Turkey’s electoral board on Wednesday rejected petitions by opposition parties to annul the outcome of a recent referendum on expanding presidential powers because of voting irregularities.
The High Electoral Board announced in a written statement its decision to reject three requests by the opposition following a 10–1 vote.
Mehmet Hadimi Yakupoglu, the main opposition Republican People’s Party’s representative at the board, said they would take the decision to the constitutional court and then to the European Court of Human Rights if necessary.
Before the electoral board’s announcement, Prime Minister Binali Yildirim said that the opposition had the right to file objections, but warned that calling for street protests was unacceptable.
Opposition parties have complained of a series of irregularities, particularly an electoral board decision to accept ballots without official stamps, as required by Turkish law. The board, however, published past rulings on the validity of unstamped ballots.
Earlier, Yildirim said that “the path to seek rights” should be limited to the courts.
“Calling people to the street is wrong and is outside the line of legitimacy,” Yildirim said, adding, “We expect the main opposition party’s leader to act more responsibly.”
Thousands have protested in Istanbul and Ankara since Sunday’s referendum, which has set into motion the transformation of Turkey’s system of government from a parliamentary to a presidential one.
Unofficial results show a narrow win for President Recep Tayyip Erdogan’s “yes” campaign, which garnered 51.4 percent of the vote.
“The main opposition party not recognizing the results is not an acceptable thing,” Yildirim said.
The Istanbul Bar Association filed a criminal complaint against electoral board head Sadi Guven for “wrongful conduct” and “altering the result of the election.”
A prosecutor will now consider whether to press charges against Guven.
International election monitors, including from the Organization for Security and Cooperation in Europe, noted a series of irregularities, and said the decision to accept as valid ballots without official stamps undermined safeguards against fraud and was contrary to Turkish law.
Germany also expressed concern.
“The German government takes the report by the OSCE and the Council of Europe very seriously, and we expect Turkey to do so,” government spokeswoman Ulrike Demmer told reporters in Berlin. “We will follow closely how Turkey behaves on this.
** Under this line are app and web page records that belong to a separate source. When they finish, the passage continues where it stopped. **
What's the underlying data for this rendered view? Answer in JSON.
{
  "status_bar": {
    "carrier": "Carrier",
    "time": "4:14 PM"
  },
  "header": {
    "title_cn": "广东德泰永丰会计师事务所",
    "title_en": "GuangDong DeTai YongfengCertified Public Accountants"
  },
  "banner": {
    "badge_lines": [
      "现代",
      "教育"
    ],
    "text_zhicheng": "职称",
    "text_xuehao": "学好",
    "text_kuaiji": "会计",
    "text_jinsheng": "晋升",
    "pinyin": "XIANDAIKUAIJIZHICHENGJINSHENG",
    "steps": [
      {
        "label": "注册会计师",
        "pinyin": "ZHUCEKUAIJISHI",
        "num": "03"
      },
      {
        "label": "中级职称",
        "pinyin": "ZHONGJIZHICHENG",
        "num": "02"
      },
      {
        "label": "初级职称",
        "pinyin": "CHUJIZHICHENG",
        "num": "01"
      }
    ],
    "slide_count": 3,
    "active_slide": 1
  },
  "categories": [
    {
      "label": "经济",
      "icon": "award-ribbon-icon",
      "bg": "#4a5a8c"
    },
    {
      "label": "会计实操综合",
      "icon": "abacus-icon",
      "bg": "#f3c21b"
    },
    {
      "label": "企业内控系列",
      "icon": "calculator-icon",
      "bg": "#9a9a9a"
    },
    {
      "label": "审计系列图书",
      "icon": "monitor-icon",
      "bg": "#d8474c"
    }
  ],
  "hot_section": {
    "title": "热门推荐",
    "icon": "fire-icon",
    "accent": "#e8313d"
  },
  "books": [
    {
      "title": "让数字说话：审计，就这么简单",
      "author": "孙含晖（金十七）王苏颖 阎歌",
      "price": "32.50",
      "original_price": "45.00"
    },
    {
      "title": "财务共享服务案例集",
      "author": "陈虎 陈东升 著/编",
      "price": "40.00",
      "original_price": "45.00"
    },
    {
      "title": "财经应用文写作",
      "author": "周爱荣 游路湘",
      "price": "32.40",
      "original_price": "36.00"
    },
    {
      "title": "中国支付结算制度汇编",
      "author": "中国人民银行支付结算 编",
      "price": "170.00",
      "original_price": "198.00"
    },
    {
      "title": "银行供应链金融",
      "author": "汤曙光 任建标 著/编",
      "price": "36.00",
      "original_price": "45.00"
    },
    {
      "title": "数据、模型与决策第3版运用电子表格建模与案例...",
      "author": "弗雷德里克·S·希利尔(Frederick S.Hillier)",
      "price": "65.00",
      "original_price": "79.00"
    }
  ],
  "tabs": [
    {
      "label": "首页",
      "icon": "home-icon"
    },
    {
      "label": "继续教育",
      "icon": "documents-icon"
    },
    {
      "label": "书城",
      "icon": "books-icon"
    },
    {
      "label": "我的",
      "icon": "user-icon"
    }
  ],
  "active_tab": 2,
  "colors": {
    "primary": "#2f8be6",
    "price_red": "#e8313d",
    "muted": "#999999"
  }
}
From the German government’s point of view, Turkey must … clear up the questions that have been raised.”
Erdogan has dismissed the criticism from the observer mission, telling the monitors that they should “know your place.”
“That the Turkish leadership didn’t like the criticism by the OSCE’s election observer mission isn’t a surprise to anyone,” German Foreign Ministry spokesman Martin Schaefer said.
“What matters for us is not so much the first reaction from whomever in Turkey, directed more at domestic politics, but whether the responsible Turkish authorities really deal seriously with the criticism voiced publicly by the OSCE election observer mission, which was meant seriously and researched seriously.”
The U.S. response has been different, with President Donald Trump calling Erdogan shortly after the referendum to congratulate him on his win.
Foreign Minister Mevlut Cavusoglu said that Erdogan and Trump would meet in person next month, before a NATO summit. Cavusoglu said that he and U.S. Secretary of State Rex Tillerson would finalize the date according to the schedules of the two presidents.